All is well at DLJ…

recently recalibrated DLJ Merchant Banking Partners. Rattner makes the case for his group's ‘independent affiliate’ status within Credit Suisse and the benefits it bestows. By Philip Borel

To describe the period between October 2004 and March 2005 as a difficult time for DLJ Merchant Banking Partners, the in-house LBO platform of the investment banking arm of Credit Suisse, would be an understatement. Caught up in a power struggle between some of its senior dealmakers, rival private equity firms and top brass Credit Suisse management, the division at one stage seemed on the brink of termination, and an exodus of leading investment professionals followed.

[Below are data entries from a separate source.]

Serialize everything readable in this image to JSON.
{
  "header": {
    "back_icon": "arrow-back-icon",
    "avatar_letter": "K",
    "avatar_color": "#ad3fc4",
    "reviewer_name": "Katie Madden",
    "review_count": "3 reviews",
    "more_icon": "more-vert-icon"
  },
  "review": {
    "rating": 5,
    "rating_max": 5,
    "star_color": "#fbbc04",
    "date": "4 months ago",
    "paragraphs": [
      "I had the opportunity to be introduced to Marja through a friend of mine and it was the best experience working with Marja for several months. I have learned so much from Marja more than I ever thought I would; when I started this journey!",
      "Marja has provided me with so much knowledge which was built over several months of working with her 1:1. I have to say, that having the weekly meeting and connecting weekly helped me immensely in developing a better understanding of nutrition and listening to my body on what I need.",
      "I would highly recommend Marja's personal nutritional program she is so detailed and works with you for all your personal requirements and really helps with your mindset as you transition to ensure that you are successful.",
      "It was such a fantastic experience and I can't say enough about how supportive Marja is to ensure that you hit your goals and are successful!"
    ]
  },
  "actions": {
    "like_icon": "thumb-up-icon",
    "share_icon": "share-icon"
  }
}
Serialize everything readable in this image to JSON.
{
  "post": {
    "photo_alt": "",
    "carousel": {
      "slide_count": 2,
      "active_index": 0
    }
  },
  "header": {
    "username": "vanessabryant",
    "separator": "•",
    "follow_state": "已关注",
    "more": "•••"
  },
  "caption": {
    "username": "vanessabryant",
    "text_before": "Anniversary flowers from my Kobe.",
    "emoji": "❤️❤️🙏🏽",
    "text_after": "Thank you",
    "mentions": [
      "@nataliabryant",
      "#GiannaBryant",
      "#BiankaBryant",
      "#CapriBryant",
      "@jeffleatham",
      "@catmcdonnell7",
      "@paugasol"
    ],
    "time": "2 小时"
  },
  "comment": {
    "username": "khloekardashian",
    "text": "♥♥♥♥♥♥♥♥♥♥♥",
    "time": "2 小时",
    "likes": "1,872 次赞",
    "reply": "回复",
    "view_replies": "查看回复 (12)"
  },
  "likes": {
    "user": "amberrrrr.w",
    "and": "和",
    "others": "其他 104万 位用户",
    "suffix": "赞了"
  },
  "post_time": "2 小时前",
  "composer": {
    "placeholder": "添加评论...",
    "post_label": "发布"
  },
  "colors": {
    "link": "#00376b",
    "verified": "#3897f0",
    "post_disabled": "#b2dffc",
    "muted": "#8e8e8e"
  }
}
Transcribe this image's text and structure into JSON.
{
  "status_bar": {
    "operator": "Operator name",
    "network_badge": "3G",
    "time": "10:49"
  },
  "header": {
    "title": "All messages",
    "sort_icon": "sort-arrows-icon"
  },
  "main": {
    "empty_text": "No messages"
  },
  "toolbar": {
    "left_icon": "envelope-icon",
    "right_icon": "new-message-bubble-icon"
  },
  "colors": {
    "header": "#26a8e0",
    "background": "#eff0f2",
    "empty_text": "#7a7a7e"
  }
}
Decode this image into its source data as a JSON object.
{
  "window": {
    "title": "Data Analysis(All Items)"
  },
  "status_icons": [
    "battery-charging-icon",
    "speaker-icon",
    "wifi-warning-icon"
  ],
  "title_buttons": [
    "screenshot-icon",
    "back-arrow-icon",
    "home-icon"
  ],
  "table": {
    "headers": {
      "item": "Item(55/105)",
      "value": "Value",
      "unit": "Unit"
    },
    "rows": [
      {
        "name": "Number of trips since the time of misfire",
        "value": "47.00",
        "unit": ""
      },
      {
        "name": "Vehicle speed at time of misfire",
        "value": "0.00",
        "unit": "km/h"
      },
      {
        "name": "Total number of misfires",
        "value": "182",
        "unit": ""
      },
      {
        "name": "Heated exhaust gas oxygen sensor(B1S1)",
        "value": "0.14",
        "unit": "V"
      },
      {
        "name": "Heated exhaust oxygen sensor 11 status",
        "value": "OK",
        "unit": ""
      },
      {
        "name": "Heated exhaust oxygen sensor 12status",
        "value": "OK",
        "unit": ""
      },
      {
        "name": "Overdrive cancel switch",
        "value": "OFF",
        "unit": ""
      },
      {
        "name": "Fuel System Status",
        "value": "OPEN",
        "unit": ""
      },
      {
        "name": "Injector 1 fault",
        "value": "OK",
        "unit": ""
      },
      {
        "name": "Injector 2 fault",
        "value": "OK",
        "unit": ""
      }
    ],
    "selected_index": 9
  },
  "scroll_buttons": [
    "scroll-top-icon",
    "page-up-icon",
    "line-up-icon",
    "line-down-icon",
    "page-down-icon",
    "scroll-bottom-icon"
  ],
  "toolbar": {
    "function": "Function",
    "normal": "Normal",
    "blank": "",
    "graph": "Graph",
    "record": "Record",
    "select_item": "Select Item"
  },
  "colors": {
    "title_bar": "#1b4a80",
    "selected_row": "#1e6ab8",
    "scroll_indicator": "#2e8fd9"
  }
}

It was the defining characteristic of DLJ's business model, i.e. its so-called ?independent affiliate? status within the bank, which helped trigger the crisis in the first place. As an in-house entity, the group has the gamut of CS's vast investment banking capabilities at its disposal; crucially, however, it also enjoys full control over its own investment process, without interference from anyone else at the bank.

Ever since the group's formation in 1985, this formula has worked exceptionally well. Not only has it consistently delivered top-level returns on equity to its banking parent; DLJ Merchant Banking Partners also became a favorite among third-party investors, as evidenced by the $5.3 billion DLJ Merchant Banking Partners III fund raised in 2000, at the time one of the largest LBO pools ever organized.

The group continued to prosper in recent years, a time when many captive buyout teams at other investment banks spun off as part of a fast-spreading industry trend.

But things took a dramatic turn for the worse in the autumn of 2004 when DLJ, along with JP Morgan Partners, beat rival buyout heavyweights including KKR and Black-stone in the now notorious battle for Northern Irish pharmaceutical company Warner Chilcott. As highly fee-generative clients of CS's investment banking business, DLJ's rivals didn't take the defeat well at all. Some of them vowed never to do business with the bank again unless DLJ be ordered not to compete in large-scale LBOs – a demand seen by some as effectively a threat to the latter's standing as an independent fiduciary.

For months it was unclear how the bank would respond, and in March 2005 it was announced that DLJ star investor Tom Dean and a team of likeminded colleagues would leave the firm in order to launch their own buyout business, Avista Capital. An ongoing effort to raise DLJ Merchant Banking Partners IV was abandoned. Soon afterwards, Credit Suisse announced that DLJ would continue to raise and invest private equity funds, albeit ones focused on mid-market buyouts, minority positions in larger transactions and growth capital deals – in other words, funds that would not get in the way of the likes of Henry Kravis and Steve Schwarzman.

DLJ Merchant Banking Partners

Head office: New York Merchant Banking Partners is a part.)
Additional offices: Los Angeles, London, Buenos Aires Head of IR: Claire Capello
Year of inception: 1985 Funds under management:
Target geographies: North America, Western Europe DLJ Merchant Banking Partners, L.P. – $1 billion (1992)
Target industries: Broad industry categories include: DLJ Merchant Banking Partners II, L.P. – $3.2 billion
Industrials, Retail/Consumer, Power, Energy, Media/Pub- (1997)
lishing, Financial Services, Healthcare, Tech/Telecom DLJ Merchant Banking Partners III, L.P. – $5.3 billion
Number of investment professionals: 30 (2000)
Partners thereof: 10 Total assets under management: $6.1 billion
Managing partners/senior management: Steven Rattner Capital invested since inception: $9.75 billion (includes
(managing partner), Susan Schnabel, Colin Taylor, Kamil capital committed, but not yet invested)
Salame, Eddie Johnson, Neal Pomroy Chuck Pieper, Number of current portfolio companies: 156
Nicole Arnaboldi Number of active LP relationships: Over 100
COO: George Hornig Key professional relationships:
CFO: Ed Poletti Accounting: KPMG; Price Waterhouse Coopers
General counsel: Roger Machlis (General Counsel of Legal: Davis Polk & Wardwell; Weil, Gotshal & Manges
Credit Suisse's Asset Management division, of which DLJ Reporting software & systems: InvestranDX